ENTRIES PROVIDED:
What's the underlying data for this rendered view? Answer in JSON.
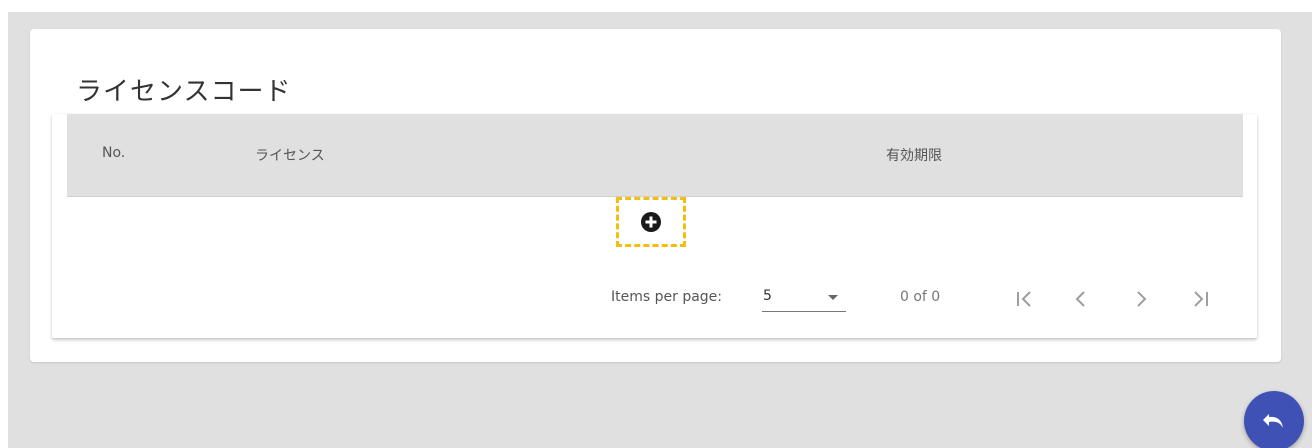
{
  "card": {
    "title": "ライセンスコード"
  },
  "table": {
    "columns": [
      "No.",
      "ライセンス",
      "有効期限"
    ],
    "rows": []
  },
  "paginator": {
    "items_per_page_label": "Items per page:",
    "page_size": "5",
    "range_label": "0 of 0"
  },
  "colors": {
    "background": "#e0e0e0",
    "header_bg": "#e0e0e0",
    "highlight": "#f5bd0c",
    "fab": "#3f51b5"
  },
  "icons": {
    "add": "add-circle-icon",
    "page_size_dropdown": "chevron-down-icon",
    "first": "first-page-icon",
    "previous": "chevron-left-icon",
    "next": "chevron-right-icon",
    "last": "last-page-icon",
    "fab": "undo-icon"
  }
}
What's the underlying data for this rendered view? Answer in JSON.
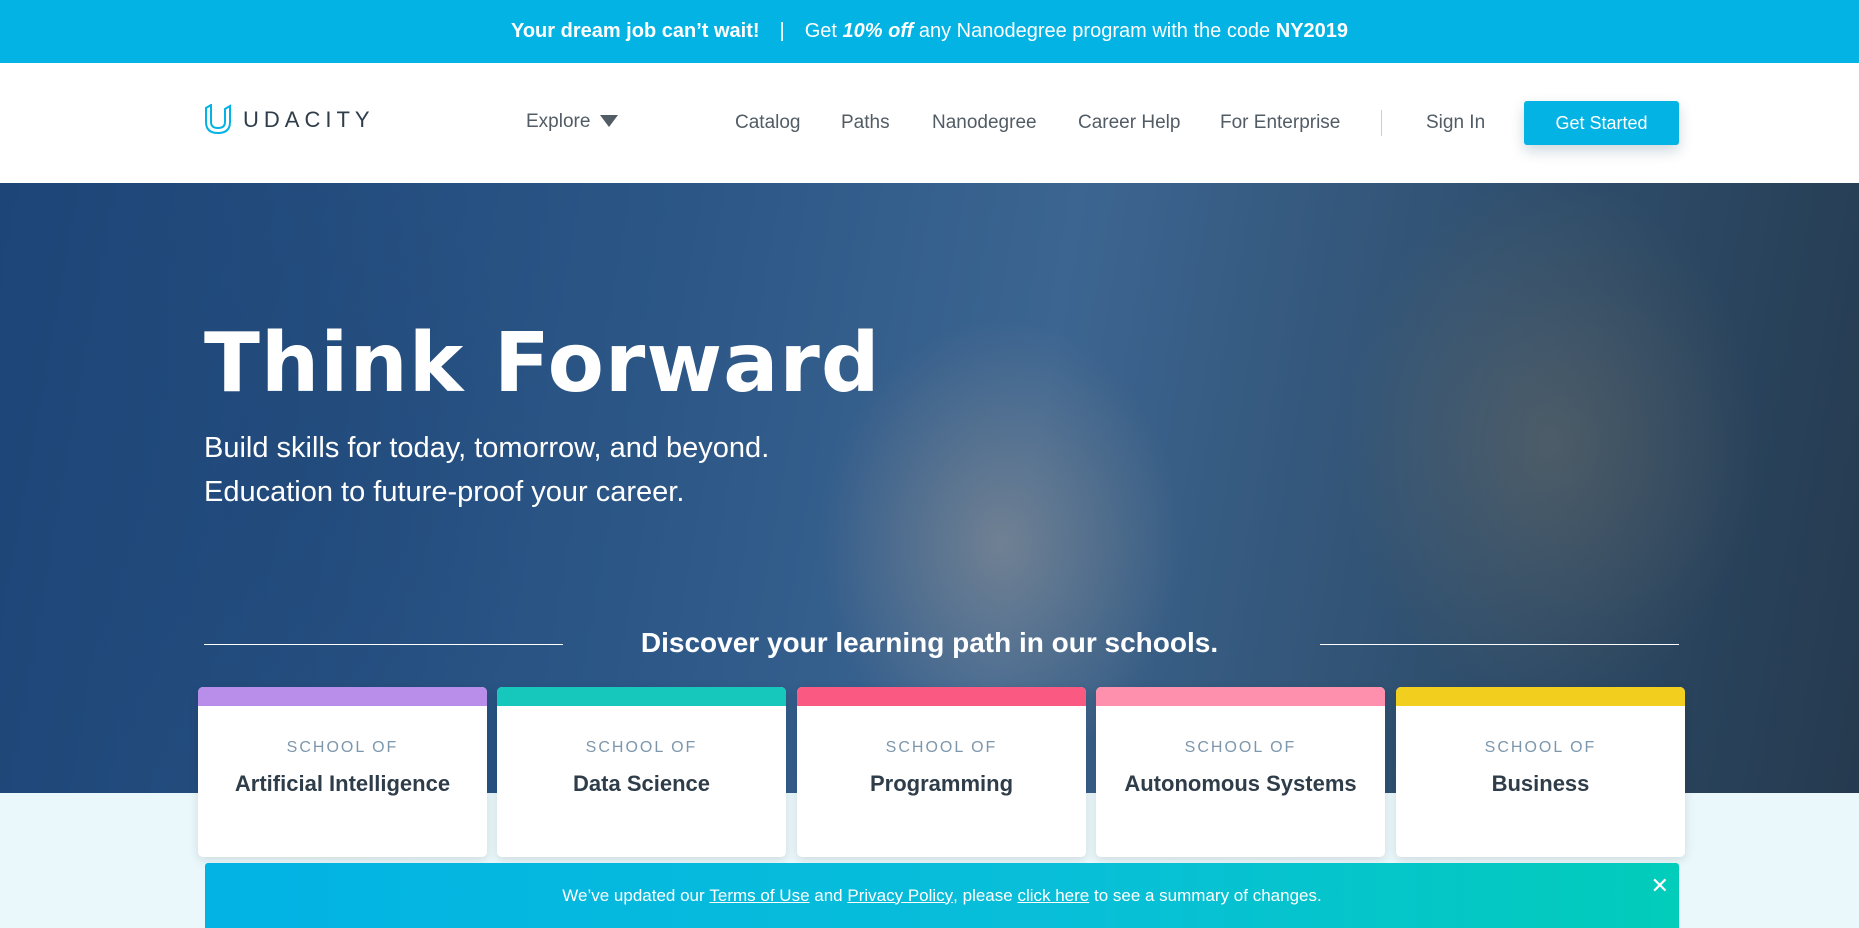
{
  "promo": {
    "lead": "Your dream job can’t wait!",
    "separator": "|",
    "text_pre": "Get ",
    "discount": "10% off",
    "text_mid": " any Nanodegree program with the code ",
    "code": "NY2019"
  },
  "nav": {
    "logo_text": "UDACITY",
    "explore": "Explore",
    "links": [
      "Catalog",
      "Paths",
      "Nanodegree",
      "Career Help",
      "For Enterprise"
    ],
    "sign_in": "Sign In",
    "get_started": "Get Started"
  },
  "hero": {
    "title": "Think Forward",
    "subtitle_line1": "Build skills for today, tomorrow, and beyond.",
    "subtitle_line2": "Education to future-proof your career.",
    "discover": "Discover your learning path in our schools."
  },
  "schools": [
    {
      "kicker": "SCHOOL OF",
      "name": "Artificial Intelligence",
      "color": "#b98eea"
    },
    {
      "kicker": "SCHOOL OF",
      "name": "Data Science",
      "color": "#15c8bb"
    },
    {
      "kicker": "SCHOOL OF",
      "name": "Programming",
      "color": "#fa5a82"
    },
    {
      "kicker": "SCHOOL OF",
      "name": "Autonomous Systems",
      "color": "#fe8fad"
    },
    {
      "kicker": "SCHOOL OF",
      "name": "Business",
      "color": "#f2cf1f"
    }
  ],
  "notice": {
    "t1": "We’ve updated our ",
    "terms": "Terms of Use",
    "t2": " and ",
    "privacy": "Privacy Policy",
    "t3": ", please ",
    "click": "click here",
    "t4": " to see a summary of changes.",
    "close": "✕"
  },
  "colors": {
    "brand": "#02b3e4",
    "text_dark": "#2e3d49"
  }
}
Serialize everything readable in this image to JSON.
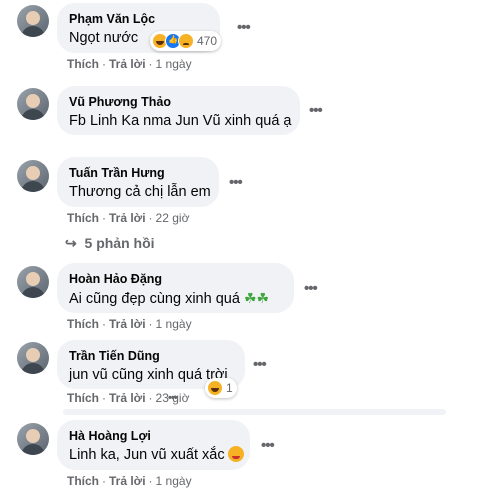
{
  "comments": [
    {
      "name": "Phạm Văn Lộc",
      "text": "Ngọt nước",
      "action_like": "Thích",
      "action_reply": "Trả lời",
      "time": "1 ngày",
      "reaction_count": "470"
    },
    {
      "name": "Vũ Phương Thảo",
      "text": "Fb Linh Ka nma Jun Vũ xinh quá ạ",
      "action_like": "",
      "action_reply": "",
      "time": ""
    },
    {
      "name": "Tuấn Trần Hưng",
      "text": "Thương cả chị lẫn em",
      "action_like": "Thích",
      "action_reply": "Trả lời",
      "time": "22 giờ"
    },
    {
      "name": "Hoàn Hảo Đặng",
      "text": "Ai cũng đẹp cùng xinh quá",
      "action_like": "Thích",
      "action_reply": "Trả lời",
      "time": "1 ngày"
    },
    {
      "name": "Trần Tiến Dũng",
      "text": "jun vũ cũng xinh quá trời",
      "action_like": "Thích",
      "action_reply": "Trả lời",
      "time": "23 giờ",
      "reaction_count": "1"
    },
    {
      "name": "Hà Hoàng Lợi",
      "text": "Linh ka, Jun vũ xuất xắc",
      "action_like": "Thích",
      "action_reply": "Trả lời",
      "time": "1 ngày"
    }
  ],
  "replies_link": "5 phản hồi",
  "more_label": "•••",
  "separator": "·",
  "colors": {
    "bubble": "#f0f2f5",
    "meta": "#65676b",
    "text": "#050505"
  }
}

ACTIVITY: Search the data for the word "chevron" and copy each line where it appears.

RESULT BELOW:
    "page_size_dropdown": "chevron-down-icon",
    "previous": "chevron-left-icon",
    "next": "chevron-right-icon",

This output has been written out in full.